in accordance with the Derived Test Requirements for FIPS 140-2, Security Requirements for Cryptographic Modules. FIPS 140-2 specifies the security requirements that are to be satisfied by a cryptographic module utilized within a security system protecting Sensitive Information (United States) or Protected Information (Canada) within computer and telecommunications systems (including voice systems).

Products which use the above identified cryptographic module may be labeled as complying with the requirements of FIPS 140-2 so long as the product, throughout its life cycle, continues to use the validated version of the cryptographic module as specified in this certificate. The validation report contains additional details concerning test results. No reliability test has been performed and no warranty of the products by both agencies is either expressed or implied.

FIPS 140-2 provides four increasing, qualitative levels of security: Level 1, Level 2, Level 3, and Level 4. These levels are intended to cover the wide range and potential applications and environments in which cryptographic modules may be employed. The security requirements cover eleven areas related to the secure design and implementation of a cryptographic module. The scope of conformance achieved by the cryptographic modules as tested in the product identified as:

Uplogix 430 and 3200 by Uplogix, Inc.
(Hardware Version: 43-1002-50, 43-1102-50, 37-0326-03, 37-0326-04; Firmware Version:; Hardware)

and tested by the Cryptographic Module Testing accredited laboratory: SAIC CSTL, NVLAP Lab Code 200492-0 CRYPTIK Version 8.6c is as follows:
Cryptographic Module Specification
Level  2
Cryptographic Module Ports and Interfaces
Level  2
Roles, Services, and Authentication
Level  3
Finite State Model
Level  2
Physical Security
Level  2
Cryptographic Key Management
(Multi-Chip Standalone)
Level  2
Level  2
Level  2
Design Assurance
Level  2

What are your top tech priorities for 2012?

Gartner's Global CIO Business and Tech Priorities for 2012
Gartner recently asked over 2,300 CIOs around the world to name their top business and technology priorities for 2012. The survey showed that overall budgets will remain essentially flat in North America and Europe, although Latin America expects an increase of almost 13%.

The top ten tech priorities list has changed somewhat since last year with a major move by Virtualization and some shake-ups in Analytics & Business Intelligence and Collaboration/Workflow. Here is the full list:
  1. Analytics and business intelligence (Last year's rank: 5)
  2. Mobile technologies (Last year: 3)
  3. Cloud computing, including SaaS (Last year: 1)
  4. Collaboration/workflow technologies (Last year: 8)
  5. Legacy modernization
  6. IT management (Last year: 4)
  7. CRM
  8. ERP applications
  9. Security
  10. Virtualization (Last year: 2)
The business priorities did not change in the top three spots:
  1. Increasing enterprise growth
  2. Attracting and retaining new customers
  3. Reducing costs
How does this list compare with your priorities?
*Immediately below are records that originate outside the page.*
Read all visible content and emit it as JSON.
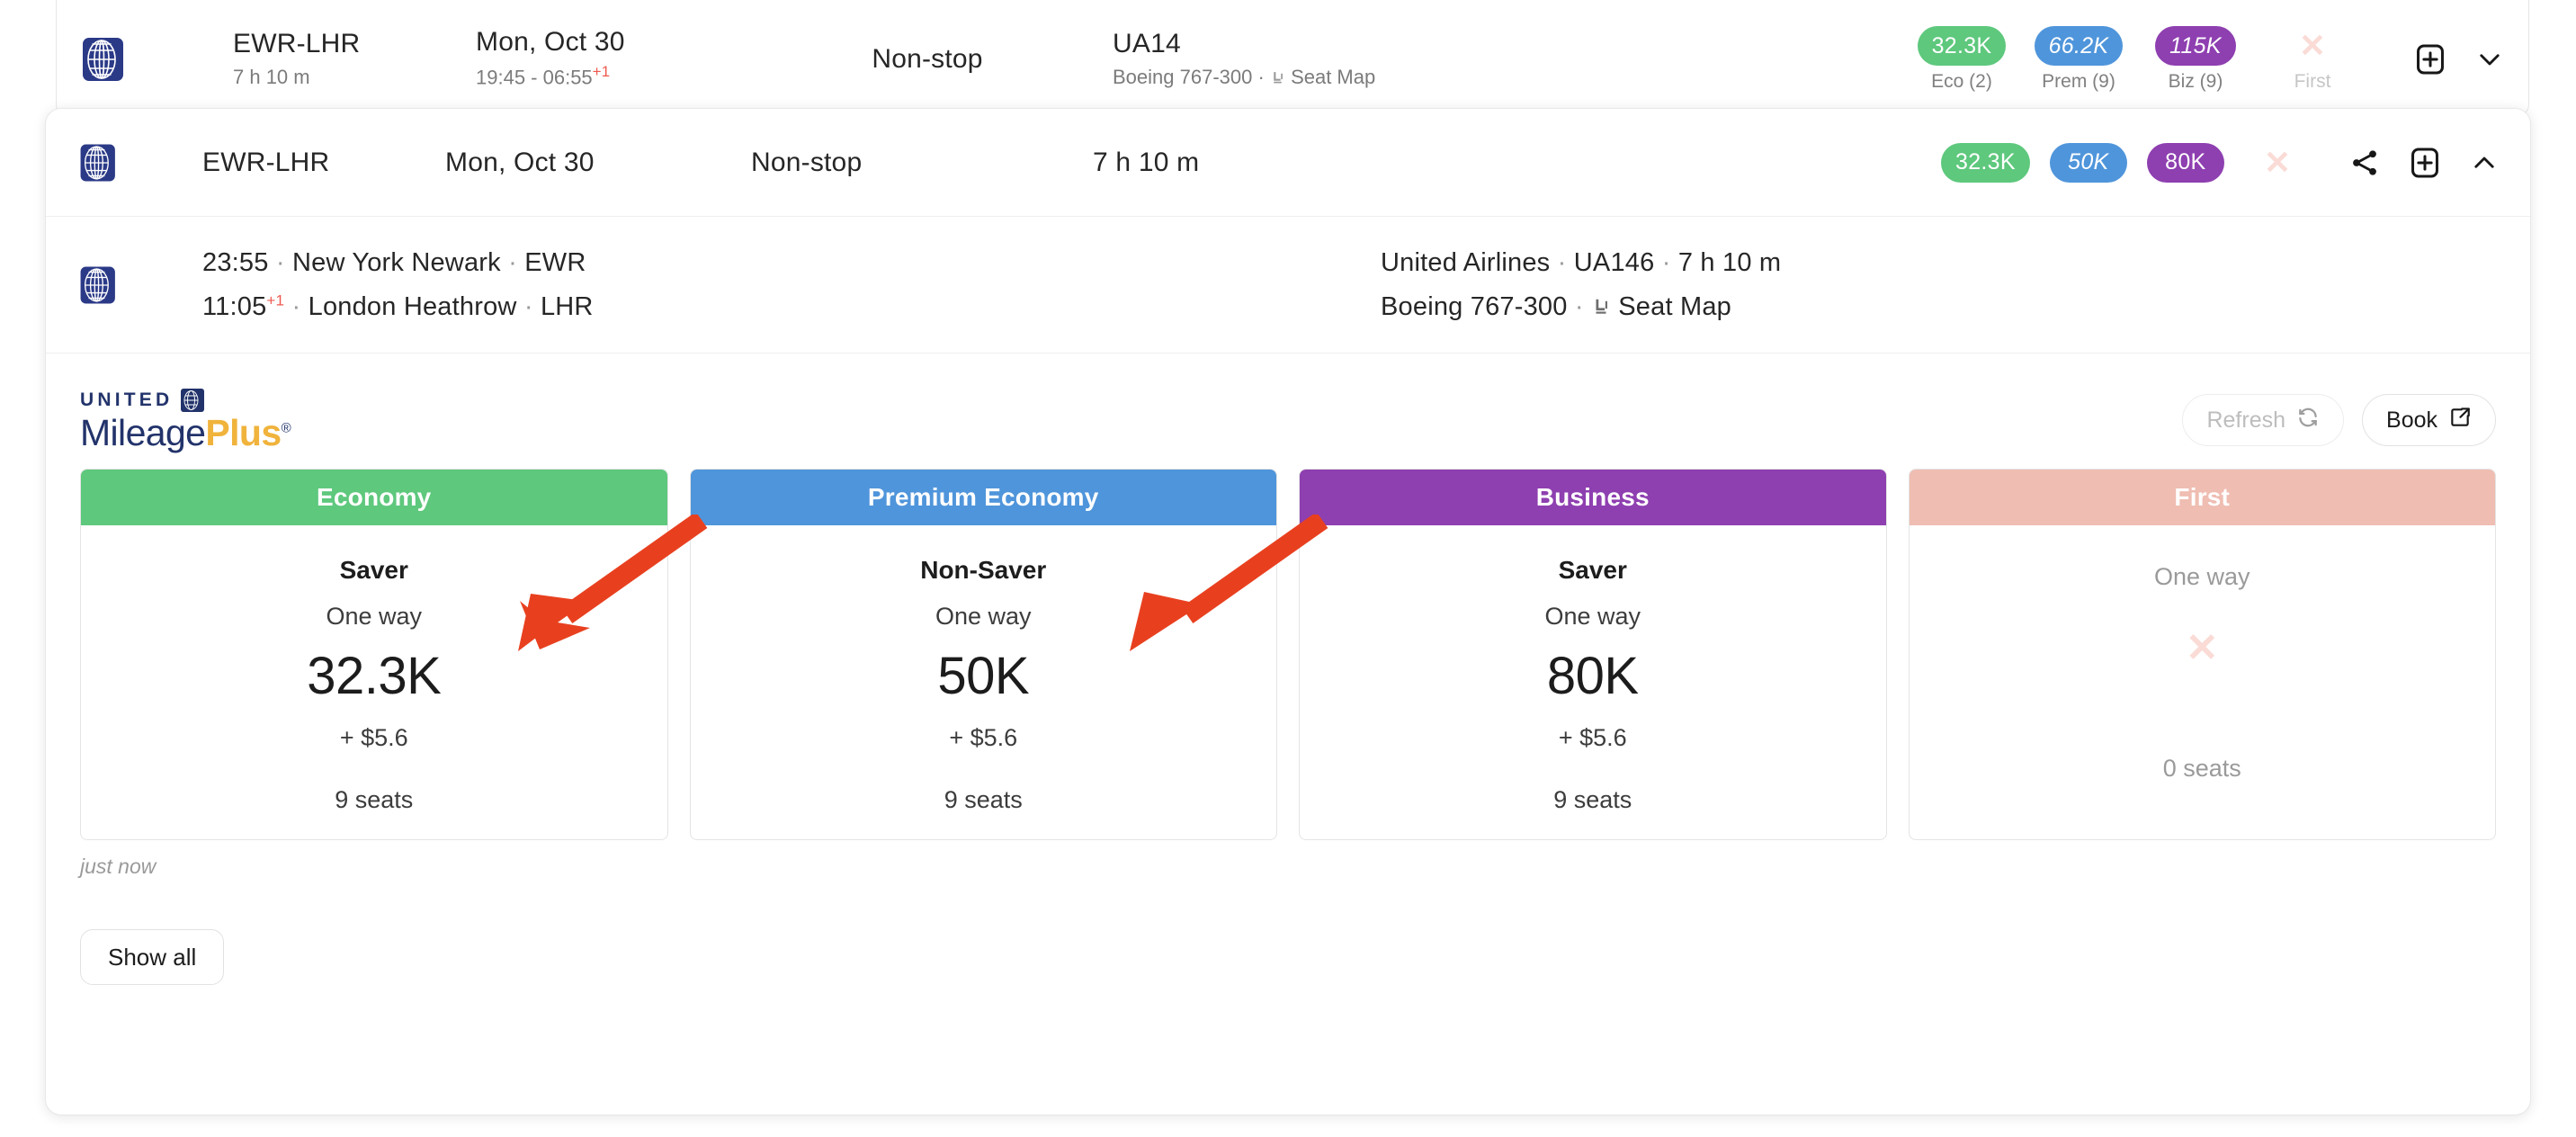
{
  "collapsed_row": {
    "airline_icon": "united-logo-icon",
    "route": "EWR-LHR",
    "duration": "7 h 10 m",
    "date": "Mon, Oct 30",
    "times": "19:45 - 06:55",
    "times_plus": "+1",
    "stops": "Non-stop",
    "flight_number": "UA14",
    "aircraft": "Boeing 767-300",
    "dot": "·",
    "seatmap_label": "Seat Map",
    "badges": [
      {
        "value": "32.3K",
        "label": "Eco (2)",
        "style": "eco",
        "italic": false,
        "available": true
      },
      {
        "value": "66.2K",
        "label": "Prem (9)",
        "style": "prem",
        "italic": true,
        "available": true
      },
      {
        "value": "115K",
        "label": "Biz (9)",
        "style": "biz",
        "italic": true,
        "available": true
      },
      {
        "value": "✕",
        "label": "First",
        "style": "none",
        "italic": false,
        "available": false
      }
    ],
    "add_icon": "plus-box-icon",
    "expand_icon": "chevron-down-icon"
  },
  "expanded_row": {
    "airline_icon": "united-logo-icon",
    "route": "EWR-LHR",
    "date": "Mon, Oct 30",
    "stops": "Non-stop",
    "duration": "7 h 10 m",
    "badges": [
      {
        "value": "32.3K",
        "style": "eco",
        "italic": false
      },
      {
        "value": "50K",
        "style": "prem",
        "italic": true
      },
      {
        "value": "80K",
        "style": "biz",
        "italic": false
      }
    ],
    "unavailable_mark": "✕",
    "share_icon": "share-icon",
    "add_icon": "plus-box-icon",
    "collapse_icon": "chevron-up-icon"
  },
  "segment": {
    "airline_icon": "united-logo-icon",
    "depart_time": "23:55",
    "depart_city": "New York Newark",
    "depart_code": "EWR",
    "arrive_time": "11:05",
    "arrive_plus": "+1",
    "arrive_city": "London Heathrow",
    "arrive_code": "LHR",
    "dot": "·",
    "airline_name": "United Airlines",
    "flight_number": "UA146",
    "duration": "7 h 10 m",
    "aircraft": "Boeing 767-300",
    "seatmap_label": "Seat Map"
  },
  "program": {
    "united_word": "UNITED",
    "mileage_word": "Mileage",
    "plus_word": "Plus",
    "registered": "®",
    "mark_icon": "united-globe-icon",
    "brand_navy": "#22336b",
    "brand_gold": "#f0b33c"
  },
  "actions": {
    "refresh_label": "Refresh",
    "refresh_icon": "refresh-icon",
    "book_label": "Book",
    "book_icon": "external-link-icon",
    "show_all_label": "Show all"
  },
  "fare_cards": [
    {
      "cabin": "Economy",
      "header_color": "#5ec87d",
      "tier": "Saver",
      "trip": "One way",
      "miles": "32.3K",
      "cash": "+ $5.6",
      "seats": "9 seats",
      "available": true
    },
    {
      "cabin": "Premium Economy",
      "header_color": "#4f95db",
      "tier": "Non-Saver",
      "trip": "One way",
      "miles": "50K",
      "cash": "+ $5.6",
      "seats": "9 seats",
      "available": true
    },
    {
      "cabin": "Business",
      "header_color": "#8e3fb0",
      "tier": "Saver",
      "trip": "One way",
      "miles": "80K",
      "cash": "+ $5.6",
      "seats": "9 seats",
      "available": true
    },
    {
      "cabin": "First",
      "header_color": "#efbdb2",
      "tier": "",
      "trip": "One way",
      "miles": "",
      "cash": "",
      "seats": "0 seats",
      "unavailable_mark": "✕",
      "available": false
    }
  ],
  "timestamp": "just now",
  "annotations": [
    {
      "name": "arrow-to-economy-saver",
      "color": "#e8401f"
    },
    {
      "name": "arrow-to-premium-non-saver",
      "color": "#e8401f"
    }
  ]
}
At Uplogix, our connection to network infrastructure (both literally and figuratively!) put us on the list for projects with a variety of goals. Across each of the CIO priorities above, the common connection is a network that is functioning as good if not better than its 2011 performance.